I have long wanted to participate in CIMAM, and I remember that in 2022, amid a postpartum existential crisis, I tried to apply because I wanted to reintegrate into the artistic milieu. However, I did not complete the application properly, which likely compromised the acceptance of my application. This year, I did things right and was fortunate to be selected. It was crucial to participate in the conference, not only to hear testimonials and perspectives on topics that interest me but particularly for how this event's production connects people from various corners of the world. It was a transformative experience!
My name is Edna Inês Vieira Bettencourt, also known as Edna Bettencourt. I'm and angolan based curator and cultural producer.
Graduated from the University of Aveiro (Portugal) in Translation & Administration, I started my career working as an intern for a gallery assistant at Nuno Sacramento Art Gallery (Aveiro - Portugal). While there I experienced different roles in managing an art gallery, producing exhibitions, art residencies, and art fairs, for 2 years and a half. This experience was a turning point to understand where I wanted to be and what I wanted to do as a professional.
Growing up in Portugal always gave me this sense of non-belonging to that place, so I decided to look for opportunities in the art world in my home land Angola, and I got it! I was hired by MOVART Gallery to manage the project in Luanda, the capital city of Angola. It was a dream coming true. Getting back to my homeland, to my roots, rediscovering family, and having the opportunity to emerge in a new art world context as contemporary African art with so many interesting artists around.
I've worked at MOVART for 4 years where I was able to lead the project together with Janire Bilbao (Director), producing exhibitions and international art fairs and producing cultural events in Luanda as The Music Nigth for the European Union in Angola, and in Lisbon, and a group exhibition and cocktail called Friday 13th at the NOT A MUSEUM. During my time at MOVART, I had the pleasure of working and collaborating with several artists as Mário Macilau, Ana Silva, Keyezua, René Tavares, Ihosvanny Cisneros, António Ole, Binelde Hyrcan, Asíko, and many others from Africa and it's diaspora. I also had the opportunity to collaborate with amazing curators such as Suzana Sousa, Adriano Mixinge, Paula Nascimento, Inês Vale, and also with cultural institutions based in Luanda.
Currently, I'm the Project Manager for The NESR Art Foundation, an independent art foundation founded in 2021 by Hiba and Wissam Nesr. It focuses on supporting Angolan artists, and artists from the continent, through a platform for dialogue and exchange within Africa and internationally. The foundation provides a space for artistic research, production, and critical discourse through its residencies, collection, and educational projects, centered around a creative hub located in Luanda, Angola.
At the Foundation I'm responsible for coordinating the residency program that welcomes 6 artists per year and managing the Foundation's collection.
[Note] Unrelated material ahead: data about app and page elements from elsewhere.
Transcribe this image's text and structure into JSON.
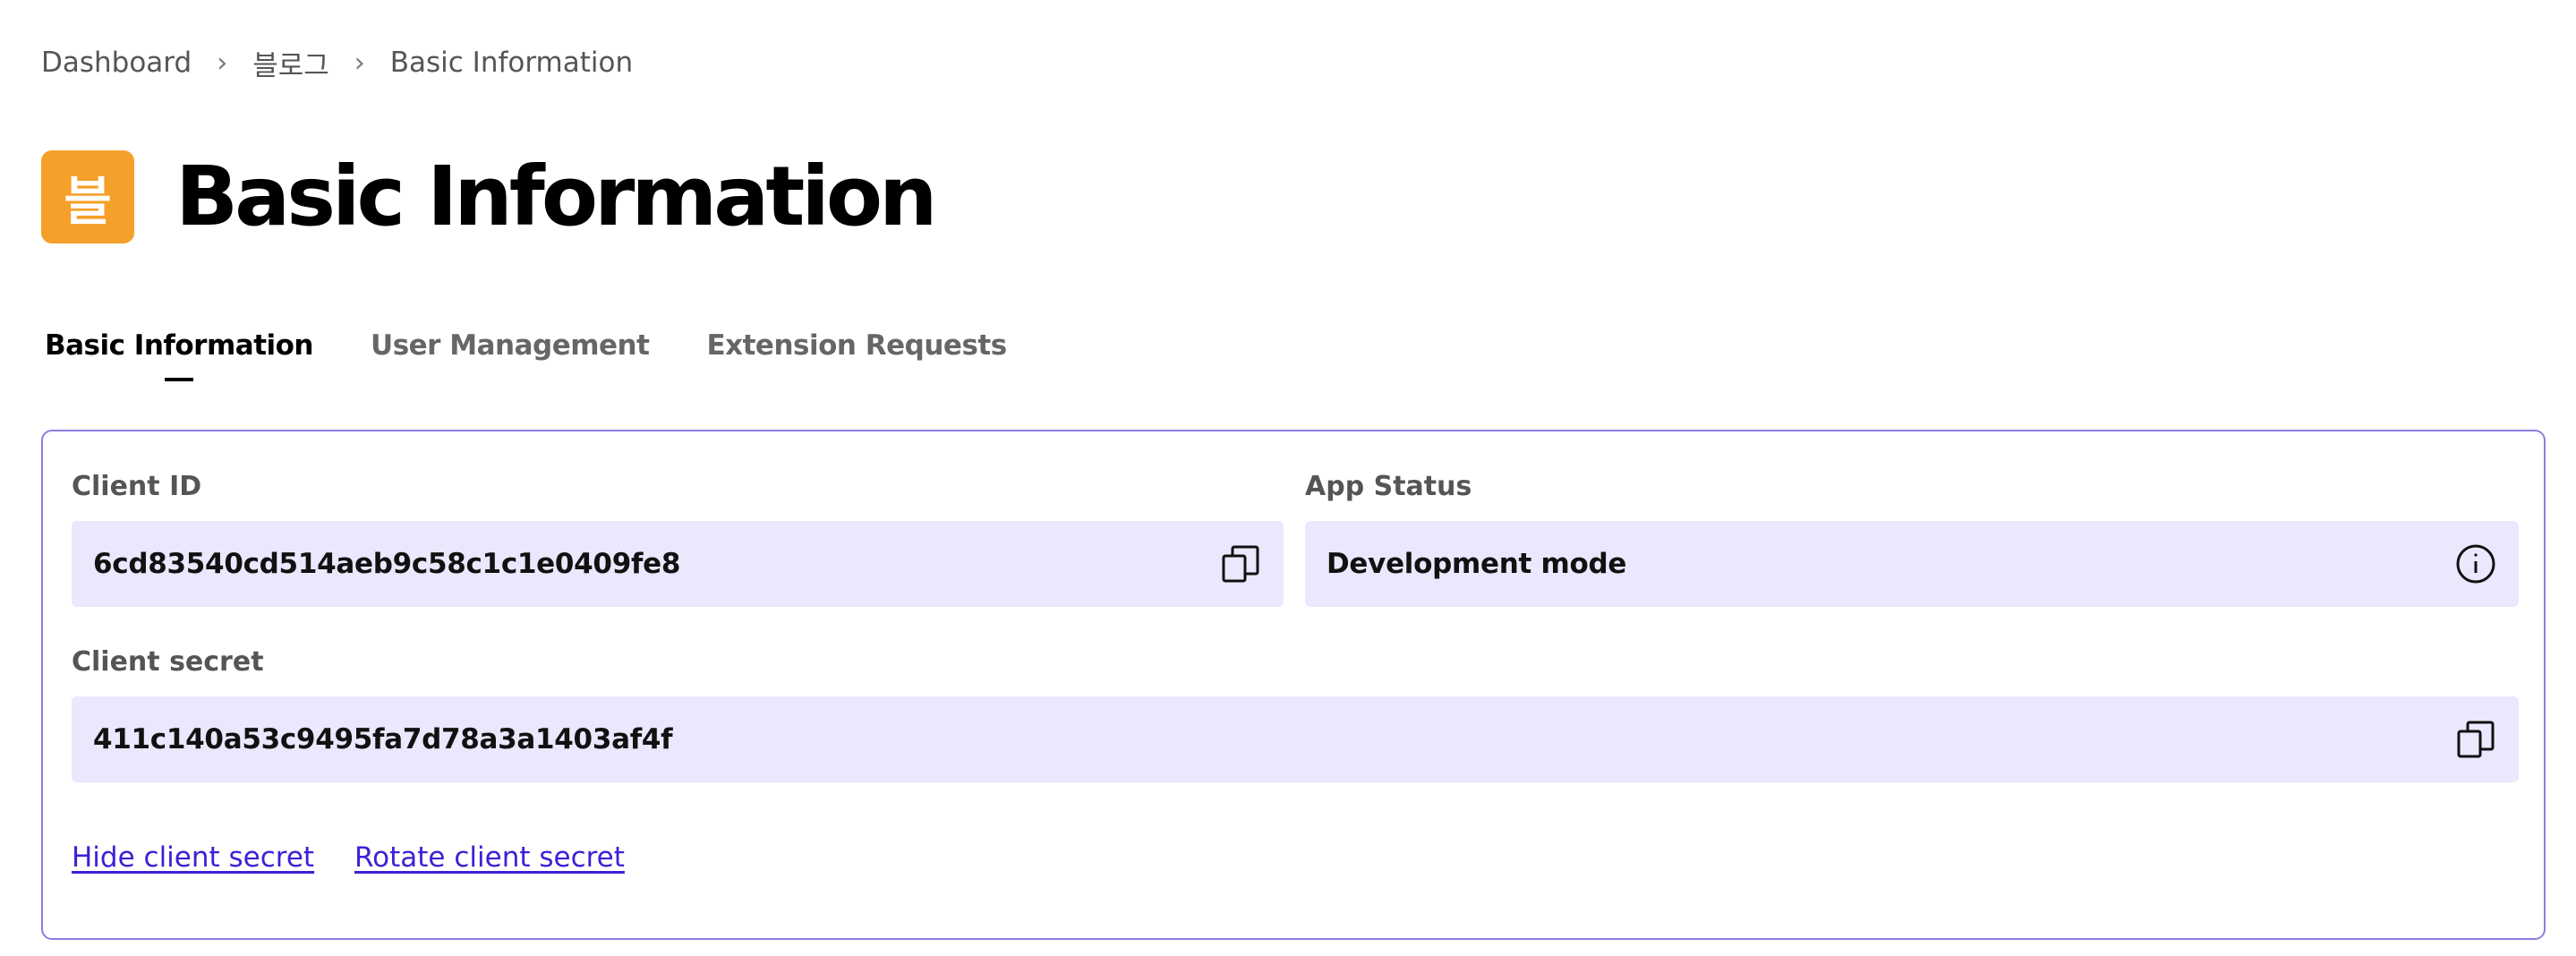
{
  "breadcrumb": {
    "items": [
      "Dashboard",
      "블로그",
      "Basic Information"
    ],
    "separator": "›"
  },
  "header": {
    "app_icon_glyph": "블",
    "app_icon_color": "#f5a02a",
    "title": "Basic Information"
  },
  "tabs": [
    {
      "label": "Basic Information",
      "active": true
    },
    {
      "label": "User Management",
      "active": false
    },
    {
      "label": "Extension Requests",
      "active": false
    }
  ],
  "card": {
    "client_id": {
      "label": "Client ID",
      "value": "6cd83540cd514aeb9c58c1c1e0409fe8",
      "icon": "copy-icon"
    },
    "app_status": {
      "label": "App Status",
      "value": "Development mode",
      "icon": "info-icon"
    },
    "client_secret": {
      "label": "Client secret",
      "value": "411c140a53c9495fa7d78a3a1403af4f",
      "icon": "copy-icon"
    },
    "links": {
      "hide_secret": "Hide client secret",
      "rotate_secret": "Rotate client secret"
    }
  },
  "colors": {
    "accent_border": "#8b7fe0",
    "field_background": "#ebe7fd",
    "link": "#3f1fd6"
  }
}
Recently I've produced Luanda's edition for the group exhibition "The Power of My Hands" from the Museé D'art Moderne the Paris, showing a group of works by sixteen
women artists from various English - and Portuguese - speaking African countries or the diaspora.
During the last 5 years, a had the t joined the MACAAL boot camp in Morocco, where I've met an amazing group of your cultural agents /artists/gallerists from several African countries.